**Records contained in a dataset**

- Opening Delimiter -

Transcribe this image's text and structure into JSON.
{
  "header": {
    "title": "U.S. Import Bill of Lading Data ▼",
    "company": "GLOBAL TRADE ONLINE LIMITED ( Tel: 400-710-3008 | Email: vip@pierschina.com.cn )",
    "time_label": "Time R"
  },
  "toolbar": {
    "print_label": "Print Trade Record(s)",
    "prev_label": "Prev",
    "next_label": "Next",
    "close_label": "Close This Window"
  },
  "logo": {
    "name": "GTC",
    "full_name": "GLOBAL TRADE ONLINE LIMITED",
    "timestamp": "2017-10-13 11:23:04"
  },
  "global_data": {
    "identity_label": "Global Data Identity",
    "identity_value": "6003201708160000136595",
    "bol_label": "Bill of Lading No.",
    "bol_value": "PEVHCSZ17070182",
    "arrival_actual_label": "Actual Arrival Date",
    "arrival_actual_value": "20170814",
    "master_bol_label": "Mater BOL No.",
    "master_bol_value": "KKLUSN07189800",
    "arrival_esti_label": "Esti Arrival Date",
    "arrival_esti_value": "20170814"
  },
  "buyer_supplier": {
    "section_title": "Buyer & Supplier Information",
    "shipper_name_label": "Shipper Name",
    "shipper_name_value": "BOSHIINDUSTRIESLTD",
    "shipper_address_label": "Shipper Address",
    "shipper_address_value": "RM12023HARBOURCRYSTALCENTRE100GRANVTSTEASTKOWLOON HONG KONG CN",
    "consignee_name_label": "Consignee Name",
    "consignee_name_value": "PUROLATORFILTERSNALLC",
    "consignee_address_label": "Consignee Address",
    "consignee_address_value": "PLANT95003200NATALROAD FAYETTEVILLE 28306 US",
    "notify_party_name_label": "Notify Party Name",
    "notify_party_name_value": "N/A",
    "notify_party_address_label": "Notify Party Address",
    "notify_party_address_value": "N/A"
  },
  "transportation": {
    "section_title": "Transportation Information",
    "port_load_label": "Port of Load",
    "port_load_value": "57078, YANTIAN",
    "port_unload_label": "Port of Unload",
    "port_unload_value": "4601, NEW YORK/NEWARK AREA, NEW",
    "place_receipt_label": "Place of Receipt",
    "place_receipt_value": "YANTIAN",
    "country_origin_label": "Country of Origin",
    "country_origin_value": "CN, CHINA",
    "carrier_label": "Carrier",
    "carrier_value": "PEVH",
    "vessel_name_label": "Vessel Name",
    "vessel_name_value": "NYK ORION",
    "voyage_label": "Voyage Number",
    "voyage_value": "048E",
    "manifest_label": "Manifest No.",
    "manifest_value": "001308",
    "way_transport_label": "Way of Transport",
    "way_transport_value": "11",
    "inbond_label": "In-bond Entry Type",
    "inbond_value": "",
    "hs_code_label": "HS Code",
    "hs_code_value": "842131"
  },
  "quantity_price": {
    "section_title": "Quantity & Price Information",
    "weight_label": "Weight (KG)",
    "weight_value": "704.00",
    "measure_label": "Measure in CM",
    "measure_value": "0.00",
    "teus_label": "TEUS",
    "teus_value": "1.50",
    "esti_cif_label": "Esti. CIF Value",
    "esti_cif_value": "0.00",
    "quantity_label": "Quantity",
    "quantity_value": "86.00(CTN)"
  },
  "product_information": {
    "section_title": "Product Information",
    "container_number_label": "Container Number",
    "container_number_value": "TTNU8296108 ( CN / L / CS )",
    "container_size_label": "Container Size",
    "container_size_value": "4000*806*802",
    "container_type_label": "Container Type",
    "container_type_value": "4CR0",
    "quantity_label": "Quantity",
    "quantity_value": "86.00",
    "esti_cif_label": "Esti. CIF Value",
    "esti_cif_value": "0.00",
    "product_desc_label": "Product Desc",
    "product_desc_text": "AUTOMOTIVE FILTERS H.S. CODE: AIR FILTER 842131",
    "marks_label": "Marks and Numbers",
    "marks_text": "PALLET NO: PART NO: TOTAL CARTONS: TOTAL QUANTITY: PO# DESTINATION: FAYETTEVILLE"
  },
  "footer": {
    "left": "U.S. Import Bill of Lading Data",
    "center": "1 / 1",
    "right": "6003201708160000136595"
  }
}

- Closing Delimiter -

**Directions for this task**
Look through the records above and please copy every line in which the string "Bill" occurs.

**Answer space**
    "title": "U.S. Import Bill of Lading Data ▼",
    "bol_label": "Bill of Lading No.",
    "left": "U.S. Import Bill of Lading Data",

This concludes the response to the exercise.